[Element data from apps and pages]
BEGIN

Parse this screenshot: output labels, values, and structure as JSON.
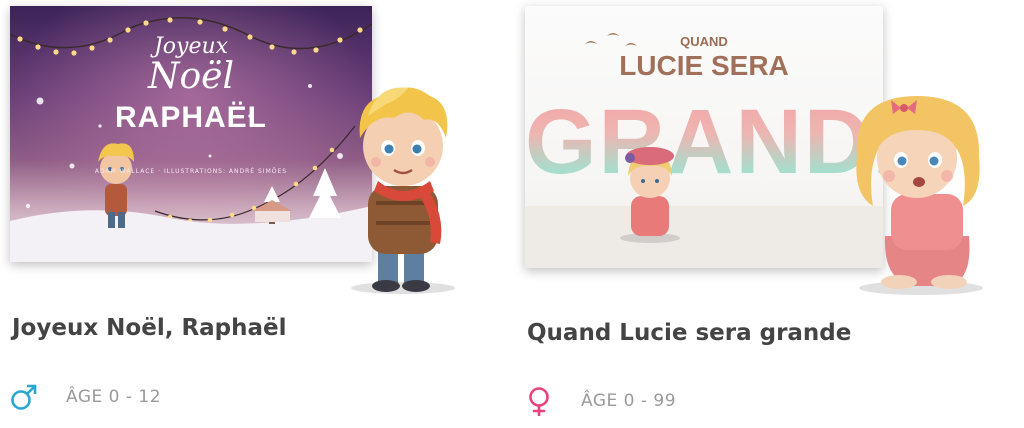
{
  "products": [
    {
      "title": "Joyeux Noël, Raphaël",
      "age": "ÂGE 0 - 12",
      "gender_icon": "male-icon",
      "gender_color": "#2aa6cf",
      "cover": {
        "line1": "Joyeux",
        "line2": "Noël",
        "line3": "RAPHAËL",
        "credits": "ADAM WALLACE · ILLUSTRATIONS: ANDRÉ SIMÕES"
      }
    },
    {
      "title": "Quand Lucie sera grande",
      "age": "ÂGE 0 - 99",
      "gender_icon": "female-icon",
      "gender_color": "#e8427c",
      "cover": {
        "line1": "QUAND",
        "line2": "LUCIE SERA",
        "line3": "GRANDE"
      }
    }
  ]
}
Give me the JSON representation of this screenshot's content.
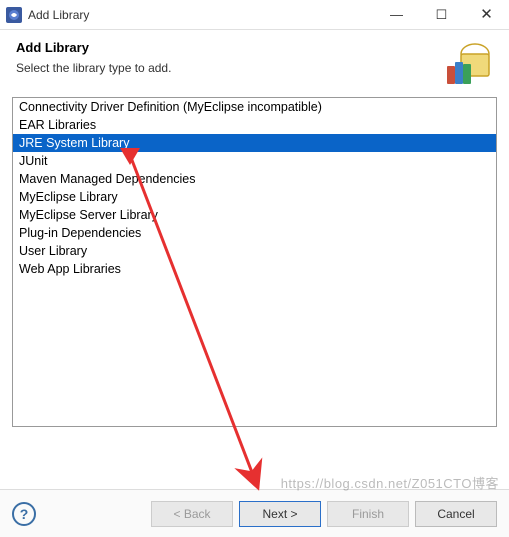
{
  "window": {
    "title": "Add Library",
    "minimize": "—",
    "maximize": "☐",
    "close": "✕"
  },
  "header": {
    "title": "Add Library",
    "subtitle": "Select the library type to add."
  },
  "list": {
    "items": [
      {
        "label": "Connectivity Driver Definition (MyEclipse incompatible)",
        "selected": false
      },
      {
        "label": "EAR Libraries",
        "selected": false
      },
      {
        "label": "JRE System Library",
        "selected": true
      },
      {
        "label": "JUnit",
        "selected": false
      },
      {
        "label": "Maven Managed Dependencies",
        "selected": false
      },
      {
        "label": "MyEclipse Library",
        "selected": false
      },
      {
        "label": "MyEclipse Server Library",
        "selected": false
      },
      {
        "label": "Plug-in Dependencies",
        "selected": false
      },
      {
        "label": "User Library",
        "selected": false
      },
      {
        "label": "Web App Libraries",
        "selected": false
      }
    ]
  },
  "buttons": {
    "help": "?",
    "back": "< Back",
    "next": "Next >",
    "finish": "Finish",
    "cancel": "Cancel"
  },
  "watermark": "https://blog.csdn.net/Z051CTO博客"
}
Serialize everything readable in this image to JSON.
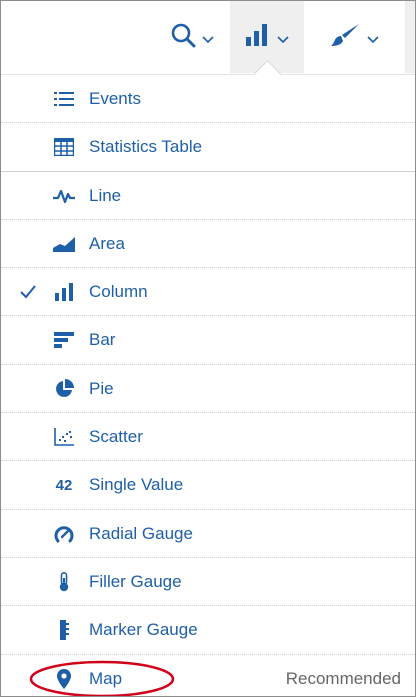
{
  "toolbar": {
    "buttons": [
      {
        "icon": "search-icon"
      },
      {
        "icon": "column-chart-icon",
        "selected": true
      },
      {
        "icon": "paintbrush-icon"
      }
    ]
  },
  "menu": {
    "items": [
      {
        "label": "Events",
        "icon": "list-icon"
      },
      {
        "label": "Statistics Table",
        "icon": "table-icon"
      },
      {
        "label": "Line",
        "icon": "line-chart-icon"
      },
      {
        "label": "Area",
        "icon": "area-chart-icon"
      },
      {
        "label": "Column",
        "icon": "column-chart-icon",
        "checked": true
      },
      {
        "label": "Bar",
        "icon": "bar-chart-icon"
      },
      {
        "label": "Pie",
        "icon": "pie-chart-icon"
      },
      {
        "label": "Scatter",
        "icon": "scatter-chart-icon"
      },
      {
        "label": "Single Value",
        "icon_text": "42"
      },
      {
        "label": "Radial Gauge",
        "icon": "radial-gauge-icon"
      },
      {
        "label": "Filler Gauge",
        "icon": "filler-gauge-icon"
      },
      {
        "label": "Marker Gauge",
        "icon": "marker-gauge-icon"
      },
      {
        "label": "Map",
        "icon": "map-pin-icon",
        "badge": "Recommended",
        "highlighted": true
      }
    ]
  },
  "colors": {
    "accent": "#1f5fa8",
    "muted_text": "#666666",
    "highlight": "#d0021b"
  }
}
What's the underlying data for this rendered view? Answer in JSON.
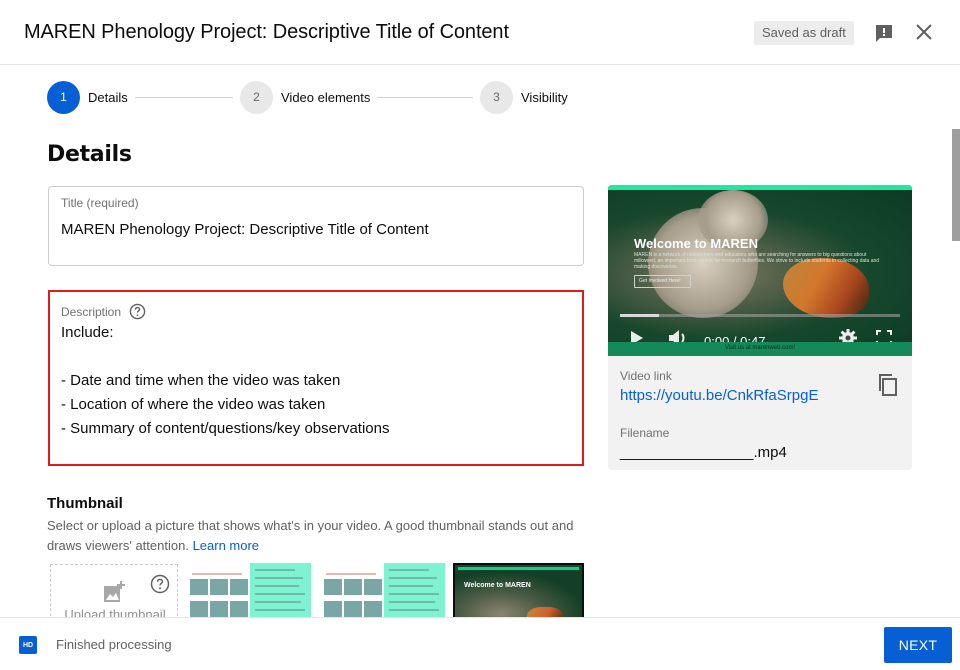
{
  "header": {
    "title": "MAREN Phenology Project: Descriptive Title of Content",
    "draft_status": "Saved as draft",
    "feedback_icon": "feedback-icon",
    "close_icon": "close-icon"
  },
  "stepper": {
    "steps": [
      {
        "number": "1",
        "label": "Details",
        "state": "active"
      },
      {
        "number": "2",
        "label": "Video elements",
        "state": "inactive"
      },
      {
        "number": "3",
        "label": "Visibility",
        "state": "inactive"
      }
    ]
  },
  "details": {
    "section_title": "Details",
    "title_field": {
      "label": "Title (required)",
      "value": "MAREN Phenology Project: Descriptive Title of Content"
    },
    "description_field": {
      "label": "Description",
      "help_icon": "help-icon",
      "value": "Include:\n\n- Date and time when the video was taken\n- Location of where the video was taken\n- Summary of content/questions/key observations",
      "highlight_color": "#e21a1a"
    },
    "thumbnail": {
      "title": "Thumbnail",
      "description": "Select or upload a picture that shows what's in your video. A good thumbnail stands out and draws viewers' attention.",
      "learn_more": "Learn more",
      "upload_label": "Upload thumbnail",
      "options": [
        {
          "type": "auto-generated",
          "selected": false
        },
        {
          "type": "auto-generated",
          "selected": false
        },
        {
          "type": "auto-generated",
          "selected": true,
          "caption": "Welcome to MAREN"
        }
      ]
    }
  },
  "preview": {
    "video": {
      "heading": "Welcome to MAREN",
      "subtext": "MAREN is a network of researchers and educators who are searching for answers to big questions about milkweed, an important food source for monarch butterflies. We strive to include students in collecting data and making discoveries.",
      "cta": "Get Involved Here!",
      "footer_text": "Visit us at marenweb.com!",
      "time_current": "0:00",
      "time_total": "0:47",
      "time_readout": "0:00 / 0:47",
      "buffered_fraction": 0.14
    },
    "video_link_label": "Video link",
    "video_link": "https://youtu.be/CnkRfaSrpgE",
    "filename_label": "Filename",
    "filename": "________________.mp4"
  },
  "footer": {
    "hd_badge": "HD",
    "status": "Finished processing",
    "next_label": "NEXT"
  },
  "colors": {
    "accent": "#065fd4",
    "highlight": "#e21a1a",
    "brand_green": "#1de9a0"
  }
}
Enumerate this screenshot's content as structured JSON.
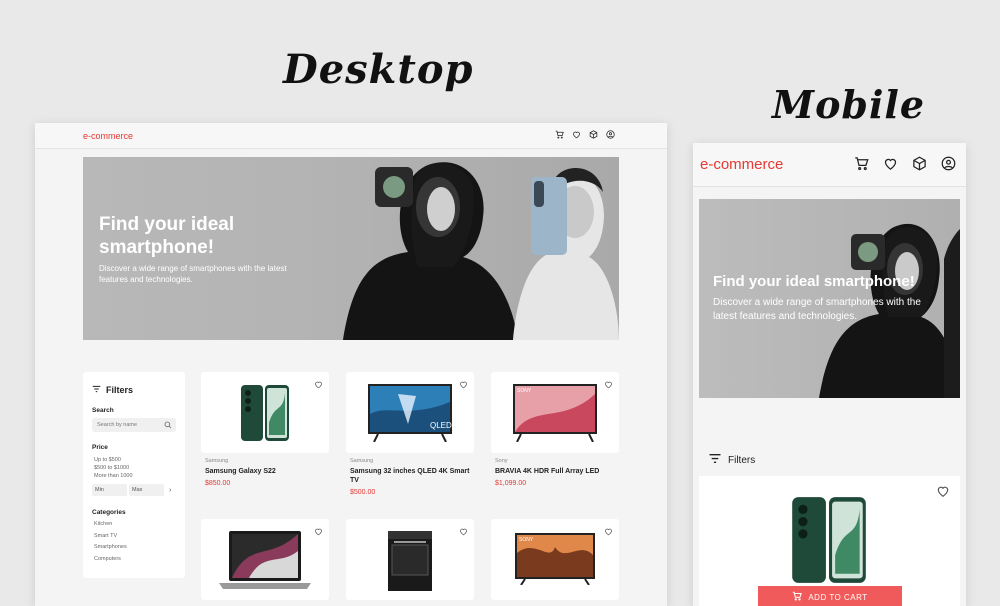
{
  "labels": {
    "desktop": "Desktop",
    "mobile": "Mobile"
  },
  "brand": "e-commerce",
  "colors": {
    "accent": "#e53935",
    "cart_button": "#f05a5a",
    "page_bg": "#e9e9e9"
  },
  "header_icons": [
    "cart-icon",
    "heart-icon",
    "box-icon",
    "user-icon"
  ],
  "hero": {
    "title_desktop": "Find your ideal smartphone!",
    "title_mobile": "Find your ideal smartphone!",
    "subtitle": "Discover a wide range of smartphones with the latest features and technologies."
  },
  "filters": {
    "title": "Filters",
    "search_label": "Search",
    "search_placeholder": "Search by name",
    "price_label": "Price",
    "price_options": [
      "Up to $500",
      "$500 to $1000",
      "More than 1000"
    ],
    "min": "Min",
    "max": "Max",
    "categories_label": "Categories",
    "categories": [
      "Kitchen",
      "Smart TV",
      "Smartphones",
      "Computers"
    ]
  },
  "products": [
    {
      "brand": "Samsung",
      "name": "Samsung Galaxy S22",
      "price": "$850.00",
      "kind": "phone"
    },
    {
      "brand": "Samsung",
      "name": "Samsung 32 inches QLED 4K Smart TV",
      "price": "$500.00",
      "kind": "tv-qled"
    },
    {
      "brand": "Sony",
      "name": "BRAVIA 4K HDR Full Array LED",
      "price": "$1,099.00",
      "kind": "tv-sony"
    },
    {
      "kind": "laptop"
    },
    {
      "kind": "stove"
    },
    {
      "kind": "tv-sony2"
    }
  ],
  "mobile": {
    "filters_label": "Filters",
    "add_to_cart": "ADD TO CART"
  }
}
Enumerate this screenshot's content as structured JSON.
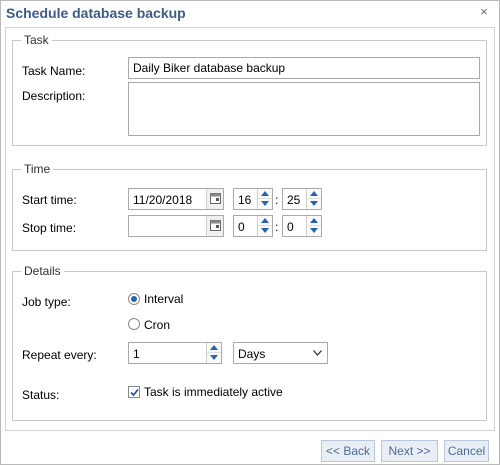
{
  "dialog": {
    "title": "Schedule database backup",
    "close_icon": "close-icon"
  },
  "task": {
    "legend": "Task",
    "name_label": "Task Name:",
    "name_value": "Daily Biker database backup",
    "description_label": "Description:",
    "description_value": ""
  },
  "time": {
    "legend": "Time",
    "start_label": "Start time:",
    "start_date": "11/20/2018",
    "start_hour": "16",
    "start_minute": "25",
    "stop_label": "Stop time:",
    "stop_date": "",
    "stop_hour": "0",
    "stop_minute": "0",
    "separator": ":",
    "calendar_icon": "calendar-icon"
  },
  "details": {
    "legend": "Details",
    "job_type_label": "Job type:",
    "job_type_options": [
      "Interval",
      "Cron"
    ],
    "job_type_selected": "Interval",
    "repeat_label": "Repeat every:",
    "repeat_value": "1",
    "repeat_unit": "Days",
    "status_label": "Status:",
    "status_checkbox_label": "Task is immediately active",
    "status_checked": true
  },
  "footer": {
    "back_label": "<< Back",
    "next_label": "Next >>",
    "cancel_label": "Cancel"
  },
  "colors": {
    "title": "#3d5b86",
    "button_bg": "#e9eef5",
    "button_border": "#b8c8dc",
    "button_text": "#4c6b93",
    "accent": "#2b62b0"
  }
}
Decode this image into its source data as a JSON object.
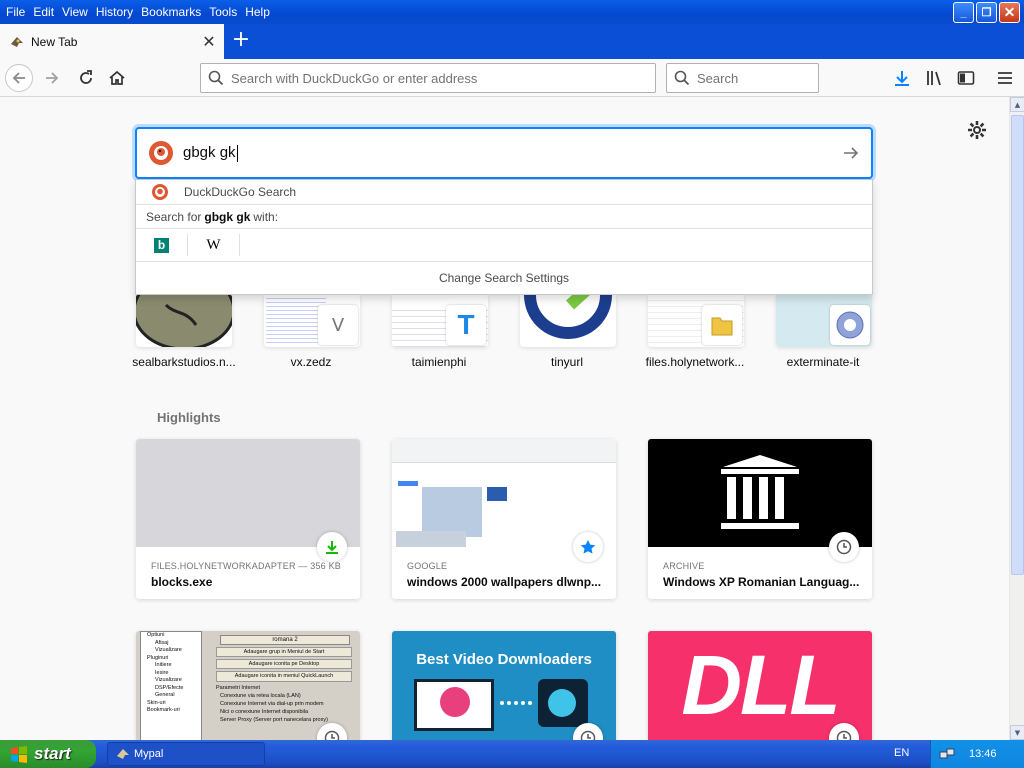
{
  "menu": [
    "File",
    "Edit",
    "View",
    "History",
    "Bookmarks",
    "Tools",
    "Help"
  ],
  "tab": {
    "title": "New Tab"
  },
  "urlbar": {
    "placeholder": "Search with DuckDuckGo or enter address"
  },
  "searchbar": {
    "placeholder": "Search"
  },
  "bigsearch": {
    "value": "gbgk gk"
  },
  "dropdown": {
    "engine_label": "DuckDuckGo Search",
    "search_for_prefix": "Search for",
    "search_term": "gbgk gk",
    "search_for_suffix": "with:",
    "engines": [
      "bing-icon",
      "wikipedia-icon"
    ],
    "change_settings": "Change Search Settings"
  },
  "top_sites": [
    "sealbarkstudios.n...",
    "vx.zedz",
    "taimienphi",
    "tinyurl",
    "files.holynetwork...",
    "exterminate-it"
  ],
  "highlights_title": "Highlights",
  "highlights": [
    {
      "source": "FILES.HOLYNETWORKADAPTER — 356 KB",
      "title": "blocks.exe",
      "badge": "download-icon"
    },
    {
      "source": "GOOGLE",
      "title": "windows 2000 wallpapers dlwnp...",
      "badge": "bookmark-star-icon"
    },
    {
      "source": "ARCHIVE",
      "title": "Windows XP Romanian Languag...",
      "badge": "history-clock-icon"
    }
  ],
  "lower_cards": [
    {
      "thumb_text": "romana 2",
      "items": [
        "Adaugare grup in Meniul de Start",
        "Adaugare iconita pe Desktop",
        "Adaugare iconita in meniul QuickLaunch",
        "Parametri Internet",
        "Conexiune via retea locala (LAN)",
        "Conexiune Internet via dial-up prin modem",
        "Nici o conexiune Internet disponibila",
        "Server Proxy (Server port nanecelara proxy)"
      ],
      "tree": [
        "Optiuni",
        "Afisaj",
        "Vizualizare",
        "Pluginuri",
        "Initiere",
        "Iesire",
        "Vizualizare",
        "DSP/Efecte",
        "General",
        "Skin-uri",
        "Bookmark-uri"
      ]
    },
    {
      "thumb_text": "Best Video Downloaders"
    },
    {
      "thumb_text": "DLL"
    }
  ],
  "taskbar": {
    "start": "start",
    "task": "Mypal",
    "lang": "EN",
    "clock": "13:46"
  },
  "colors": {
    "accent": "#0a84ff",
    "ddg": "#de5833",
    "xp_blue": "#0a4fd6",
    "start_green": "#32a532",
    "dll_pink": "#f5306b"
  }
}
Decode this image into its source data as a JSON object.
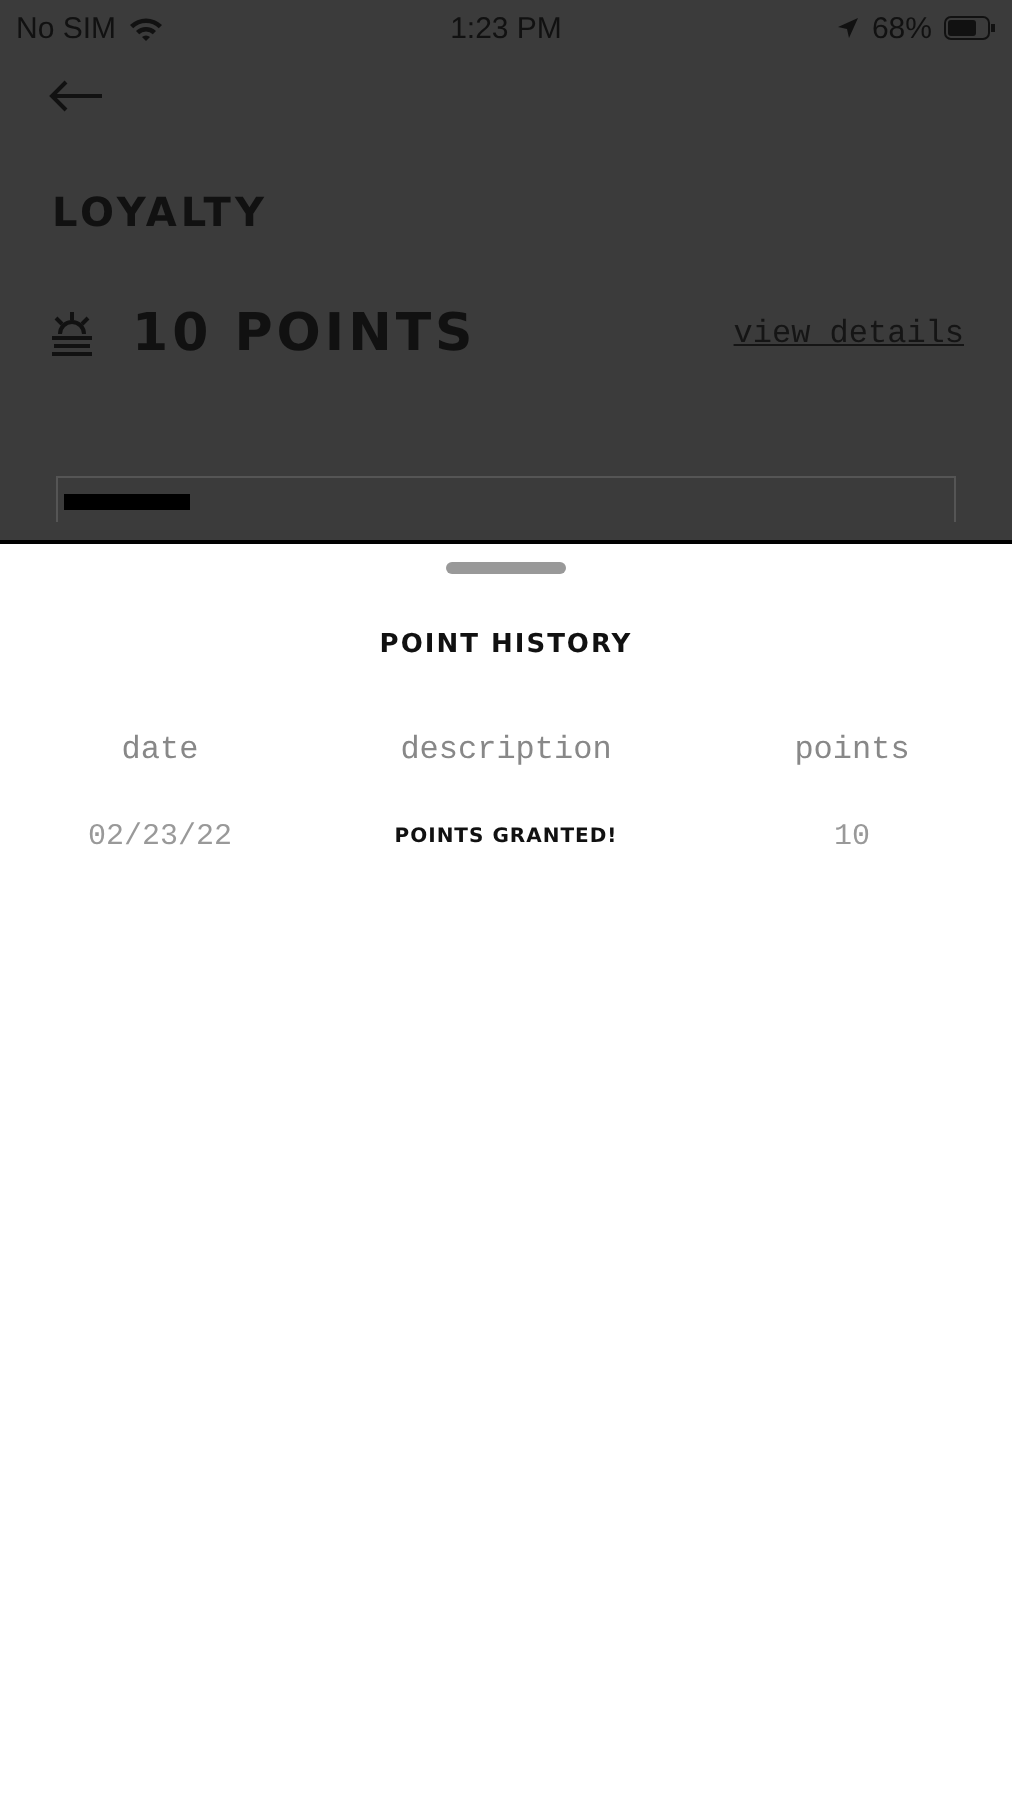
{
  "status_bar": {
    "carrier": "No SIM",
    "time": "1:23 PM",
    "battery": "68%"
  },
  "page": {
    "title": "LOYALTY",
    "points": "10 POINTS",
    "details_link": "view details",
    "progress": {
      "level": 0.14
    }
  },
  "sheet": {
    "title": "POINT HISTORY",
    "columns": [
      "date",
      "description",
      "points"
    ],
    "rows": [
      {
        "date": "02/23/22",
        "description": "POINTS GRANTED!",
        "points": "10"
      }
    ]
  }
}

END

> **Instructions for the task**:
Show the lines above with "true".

> **Problem solution**:
        "selected": true
        "selected": true
        "checked": true
        "highlighted": true
          "selected": true,
    "status_checked": true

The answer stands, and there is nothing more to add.